The tale is an unabashed celebration of motherhood, and an unapologetic argument for the virtue of Christianity over Judaism, and in most critics’ readings, it partly serves as a grim reminder that anti-Semitism by no means began with Hitler in the Second World War. The guiding figure of the tale is the Virgin Mary, addressed directly in its prologue, who serves both as the exemplar for Christian values and as the intervening spirit who sustains the murdered child before he passes on to heaven. Her mortal parallel is the mother of the murdered boy, who dearly loves her son and struggles to find the boy when he is lost.
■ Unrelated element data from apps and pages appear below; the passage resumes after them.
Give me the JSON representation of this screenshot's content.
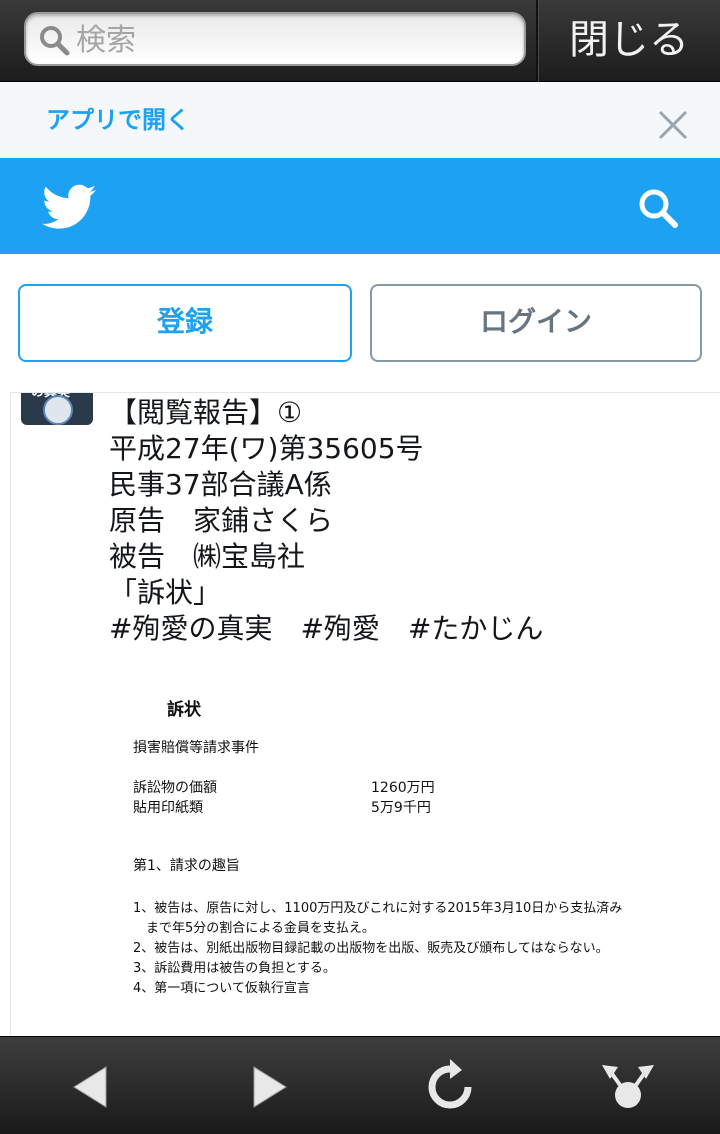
{
  "browser": {
    "search_placeholder": "検索",
    "close_label": "閉じる"
  },
  "app_banner": {
    "open_in_app": "アプリで開く"
  },
  "colors": {
    "twitter_blue": "#1da1f2",
    "border_gray": "#8899a6"
  },
  "auth": {
    "signup": "登録",
    "login": "ログイン"
  },
  "tweet": {
    "avatar_text": "の真実",
    "lines": [
      "【閲覧報告】①",
      "平成27年(ワ)第35605号",
      "民事37部合議A係",
      "原告　家鋪さくら",
      "被告　㈱宝島社",
      "「訴状」",
      "#殉愛の真実　#殉愛　#たかじん"
    ]
  },
  "document": {
    "title": "訴状",
    "case": "損害賠償等請求事件",
    "rows": [
      {
        "label": "訴訟物の価額",
        "value": "1260万円"
      },
      {
        "label": "貼用印紙類",
        "value": "5万9千円"
      }
    ],
    "section": "第1、請求の趣旨",
    "items": [
      "1、被告は、原告に対し、1100万円及びこれに対する2015年3月10日から支払済み",
      "　まで年5分の割合による金員を支払え。",
      "2、被告は、別紙出版物目録記載の出版物を出版、販売及び頒布してはならない。",
      "3、訴訟費用は被告の負担とする。",
      "4、第一項について仮執行宣言"
    ]
  },
  "bottom_nav": {
    "icons": [
      "back-icon",
      "forward-icon",
      "reload-icon",
      "share-icon"
    ]
  }
}
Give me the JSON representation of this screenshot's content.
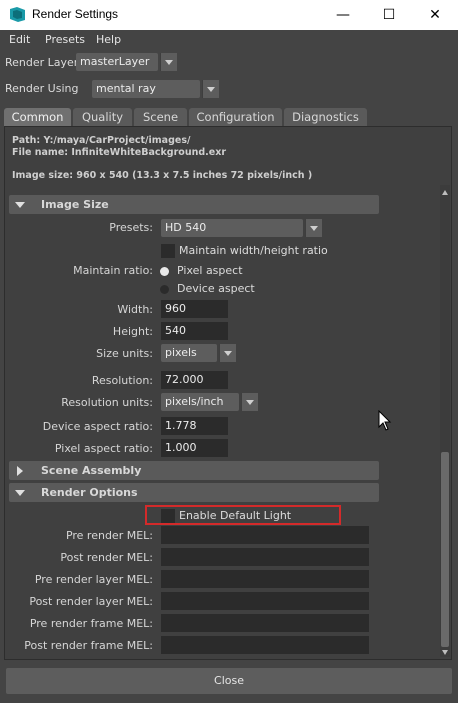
{
  "window": {
    "title": "Render Settings",
    "minimize": "—",
    "maximize": "☐",
    "close": "✕"
  },
  "menu": [
    "Edit",
    "Presets",
    "Help"
  ],
  "render_layer": {
    "label": "Render Layer",
    "value": "masterLayer"
  },
  "render_using": {
    "label": "Render Using",
    "value": "mental ray"
  },
  "tabs": [
    {
      "label": "Common",
      "active": true
    },
    {
      "label": "Quality",
      "active": false
    },
    {
      "label": "Scene",
      "active": false
    },
    {
      "label": "Configuration",
      "active": false
    },
    {
      "label": "Diagnostics",
      "active": false
    }
  ],
  "info": {
    "path": "Path: Y:/maya/CarProject/images/",
    "file_name": "File name:  InfiniteWhiteBackground.exr",
    "image_size": "Image size: 960 x 540 (13.3 x 7.5 inches 72 pixels/inch )"
  },
  "image_size_section": {
    "title": "Image Size",
    "presets_label": "Presets:",
    "presets_value": "HD 540",
    "maintain_wh_label": "Maintain width/height ratio",
    "maintain_ratio_label": "Maintain ratio:",
    "pixel_aspect_label": "Pixel aspect",
    "device_aspect_label": "Device aspect",
    "width_label": "Width:",
    "width_value": "960",
    "height_label": "Height:",
    "height_value": "540",
    "size_units_label": "Size units:",
    "size_units_value": "pixels",
    "resolution_label": "Resolution:",
    "resolution_value": "72.000",
    "resolution_units_label": "Resolution units:",
    "resolution_units_value": "pixels/inch",
    "device_aspect_ratio_label": "Device aspect ratio:",
    "device_aspect_ratio_value": "1.778",
    "pixel_aspect_ratio_label": "Pixel aspect ratio:",
    "pixel_aspect_ratio_value": "1.000"
  },
  "scene_assembly_section": {
    "title": "Scene Assembly"
  },
  "render_options_section": {
    "title": "Render Options",
    "enable_default_light_label": "Enable Default Light",
    "pre_render_mel": "Pre render MEL:",
    "post_render_mel": "Post render MEL:",
    "pre_render_layer_mel": "Pre render layer MEL:",
    "post_render_layer_mel": "Post render layer MEL:",
    "pre_render_frame_mel": "Pre render frame MEL:",
    "post_render_frame_mel": "Post render frame MEL:"
  },
  "close_button": "Close",
  "colors": {
    "highlight": "#d42a2a",
    "background": "#444444",
    "field": "#2b2b2b"
  },
  "icons": [
    "maya-app-icon",
    "minimize-icon",
    "maximize-icon",
    "close-icon",
    "chevron-down-icon",
    "triangle-right-icon",
    "mouse-cursor-icon"
  ]
}
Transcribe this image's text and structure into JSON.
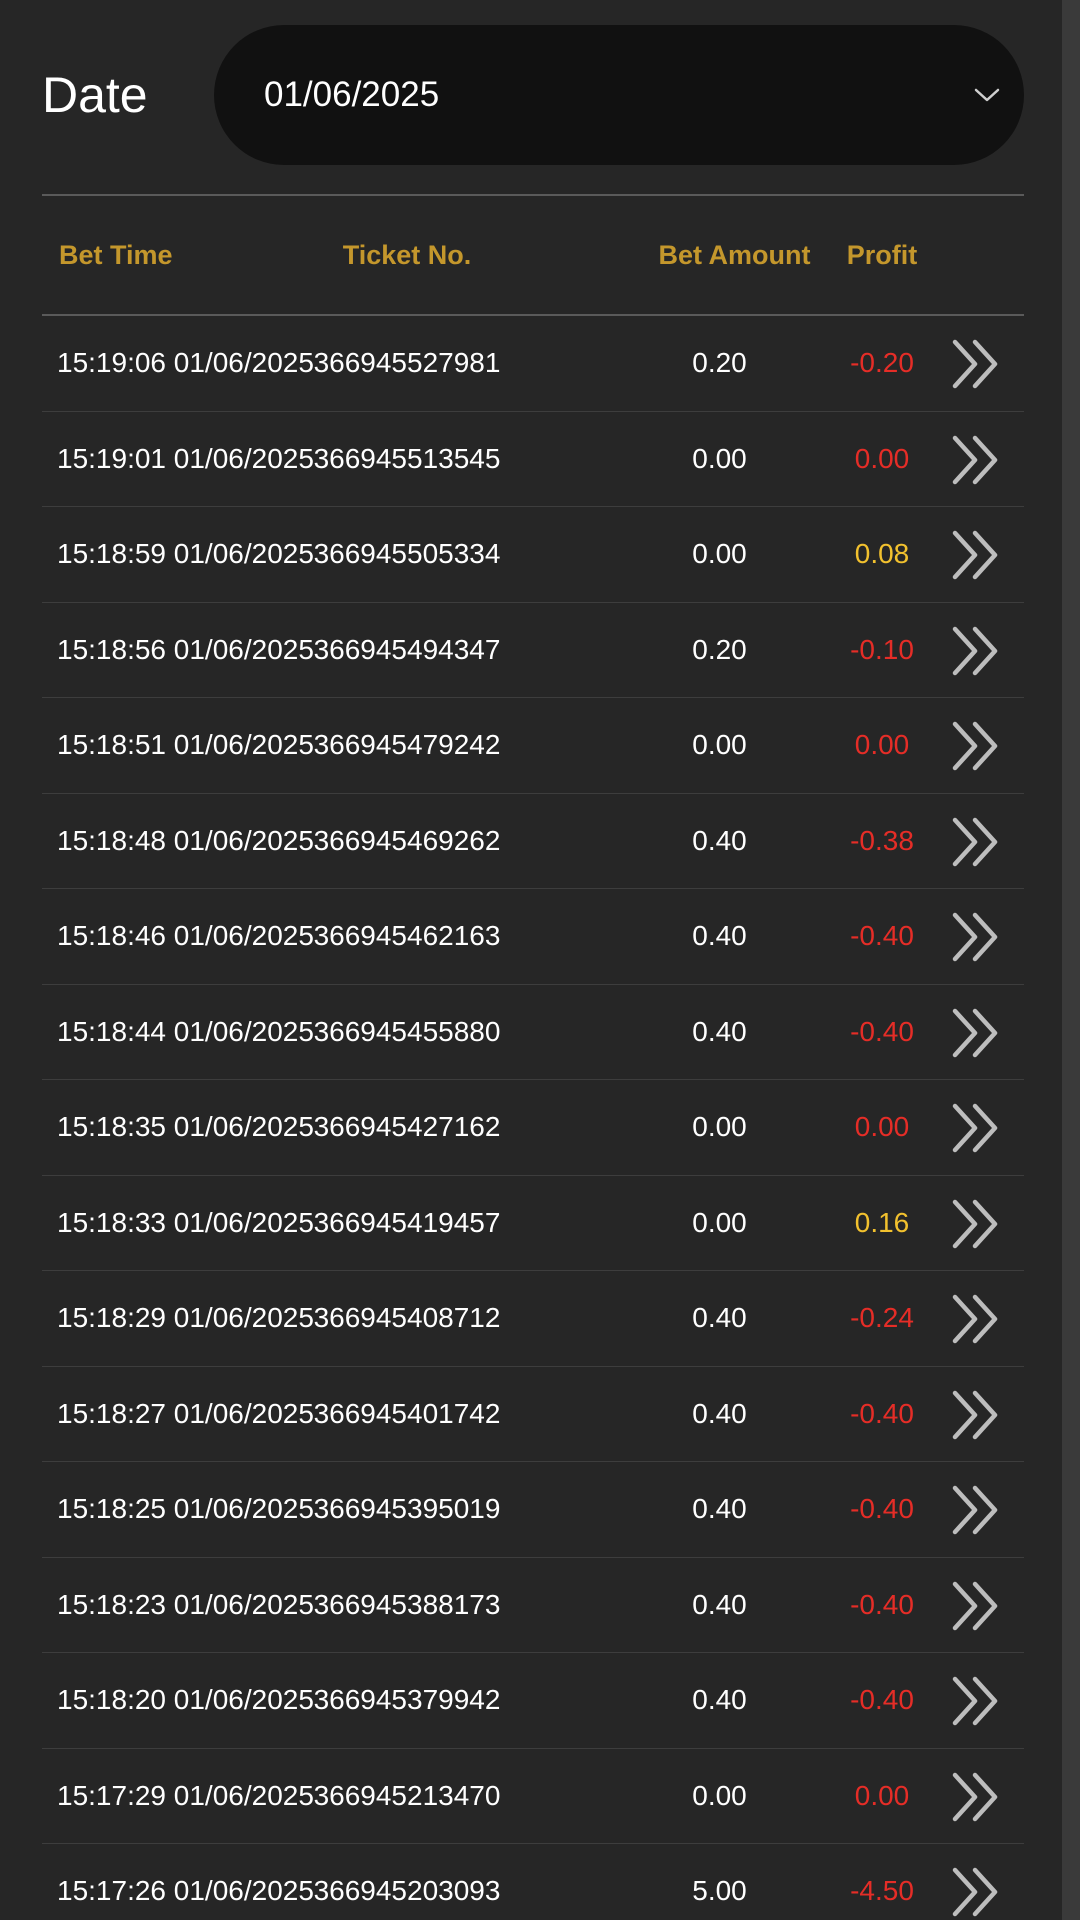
{
  "filter": {
    "label": "Date",
    "selected_date": "01/06/2025",
    "dropdown_icon": "chevron-down-icon"
  },
  "table": {
    "headers": {
      "bet_time": "Bet Time",
      "ticket_no": "Ticket No.",
      "bet_amount": "Bet Amount",
      "profit": "Profit"
    },
    "detail_icon": "double-chevron-right-icon",
    "rows": [
      {
        "bet_time": "15:19:06 01/06/2025",
        "ticket_no": "366945527981",
        "bet_amount": "0.20",
        "profit": "-0.20",
        "profit_color": "#e52d27"
      },
      {
        "bet_time": "15:19:01 01/06/2025",
        "ticket_no": "366945513545",
        "bet_amount": "0.00",
        "profit": "0.00",
        "profit_color": "#e52d27"
      },
      {
        "bet_time": "15:18:59 01/06/2025",
        "ticket_no": "366945505334",
        "bet_amount": "0.00",
        "profit": "0.08",
        "profit_color": "#f2c12e"
      },
      {
        "bet_time": "15:18:56 01/06/2025",
        "ticket_no": "366945494347",
        "bet_amount": "0.20",
        "profit": "-0.10",
        "profit_color": "#e52d27"
      },
      {
        "bet_time": "15:18:51 01/06/2025",
        "ticket_no": "366945479242",
        "bet_amount": "0.00",
        "profit": "0.00",
        "profit_color": "#e52d27"
      },
      {
        "bet_time": "15:18:48 01/06/2025",
        "ticket_no": "366945469262",
        "bet_amount": "0.40",
        "profit": "-0.38",
        "profit_color": "#e52d27"
      },
      {
        "bet_time": "15:18:46 01/06/2025",
        "ticket_no": "366945462163",
        "bet_amount": "0.40",
        "profit": "-0.40",
        "profit_color": "#e52d27"
      },
      {
        "bet_time": "15:18:44 01/06/2025",
        "ticket_no": "366945455880",
        "bet_amount": "0.40",
        "profit": "-0.40",
        "profit_color": "#e52d27"
      },
      {
        "bet_time": "15:18:35 01/06/2025",
        "ticket_no": "366945427162",
        "bet_amount": "0.00",
        "profit": "0.00",
        "profit_color": "#e52d27"
      },
      {
        "bet_time": "15:18:33 01/06/2025",
        "ticket_no": "366945419457",
        "bet_amount": "0.00",
        "profit": "0.16",
        "profit_color": "#f2c12e"
      },
      {
        "bet_time": "15:18:29 01/06/2025",
        "ticket_no": "366945408712",
        "bet_amount": "0.40",
        "profit": "-0.24",
        "profit_color": "#e52d27"
      },
      {
        "bet_time": "15:18:27 01/06/2025",
        "ticket_no": "366945401742",
        "bet_amount": "0.40",
        "profit": "-0.40",
        "profit_color": "#e52d27"
      },
      {
        "bet_time": "15:18:25 01/06/2025",
        "ticket_no": "366945395019",
        "bet_amount": "0.40",
        "profit": "-0.40",
        "profit_color": "#e52d27"
      },
      {
        "bet_time": "15:18:23 01/06/2025",
        "ticket_no": "366945388173",
        "bet_amount": "0.40",
        "profit": "-0.40",
        "profit_color": "#e52d27"
      },
      {
        "bet_time": "15:18:20 01/06/2025",
        "ticket_no": "366945379942",
        "bet_amount": "0.40",
        "profit": "-0.40",
        "profit_color": "#e52d27"
      },
      {
        "bet_time": "15:17:29 01/06/2025",
        "ticket_no": "366945213470",
        "bet_amount": "0.00",
        "profit": "0.00",
        "profit_color": "#e52d27"
      },
      {
        "bet_time": "15:17:26 01/06/2025",
        "ticket_no": "366945203093",
        "bet_amount": "5.00",
        "profit": "-4.50",
        "profit_color": "#e52d27"
      }
    ]
  },
  "colors": {
    "background": "#262626",
    "header_gold": "#c4972c",
    "loss_red": "#e52d27",
    "win_yellow": "#f2c12e",
    "select_bg": "#111111"
  }
}
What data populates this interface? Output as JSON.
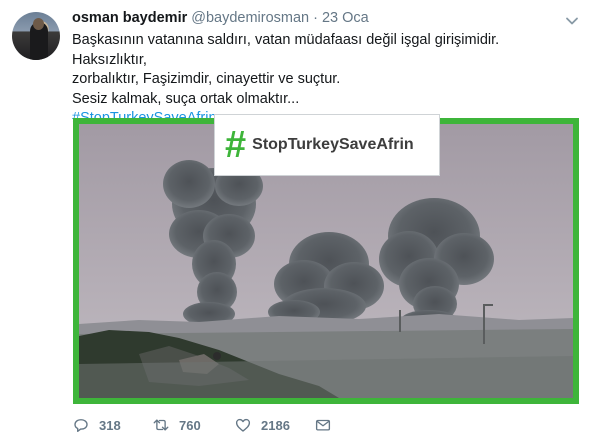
{
  "tweet": {
    "author_name": "osman baydemir",
    "author_handle": "@baydemirosman",
    "separator": "·",
    "date": "23 Oca",
    "text_lines": [
      "Başkasının vatanına saldırı, vatan müdafaası değil işgal girişimidir. Haksızlıktır,",
      "zorbalıktır, Faşizimdir, cinayettir  ve suçtur.",
      "Sesiz kalmak, suça ortak olmaktır..."
    ],
    "hashtag": "#StopTurkeySaveAfrin"
  },
  "media": {
    "badge_hash": "#",
    "badge_text": "StopTurkeySaveAfrin",
    "border_color": "#3eb53a"
  },
  "actions": {
    "reply_count": "318",
    "retweet_count": "760",
    "like_count": "2186"
  },
  "icons": {
    "menu": "chevron-down-icon",
    "reply": "reply-icon",
    "retweet": "retweet-icon",
    "like": "heart-icon",
    "dm": "envelope-icon"
  },
  "colors": {
    "link": "#1b95e0",
    "muted": "#657786",
    "text": "#14171a"
  }
}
The Tale itself, as Seth Lerer has pointed out is "a nightmare of performance..." which "dramatizes just what happens when a performer faces a hostile audience". The little clergeoun of the tale (the child) is an unsuspecting victim, murdered solely because of his eagerness to sing: one of many tales which seems to take as its theme the danger of speaking, the potential danger of words and language, and a warning about what happens to people who open their mouths at the wrong moment (other such tales include those of the Manciple and the Nun’s Priest).

Despite its interest in song and performance, the key question still seems to be whether we are to read the tale as an outdated example of anti-Semitism, acceptable to a medieval audience but acceptable no longer or whether there is another option. If there is, it probably lies in the sentimental presentation of the Prioress’ Tale, and the juxtaposition of the extremely angelic singing seven year old, and the extremely cruel and horrible Jews (who even go to the lengths of throwing the child’s corpse into a cesspit). If we remember that the Prioress is a woman so sentimental that she even cries over a dead mouse, it’s quite a contrast in her personality that she expends such vitriol over the Jews. Perhaps there is some sort of contrast; perhaps the Prioress is intended to be held at arm’s length from Chaucer. The bottom line with this tale is that it entirely depends on your reading of the details.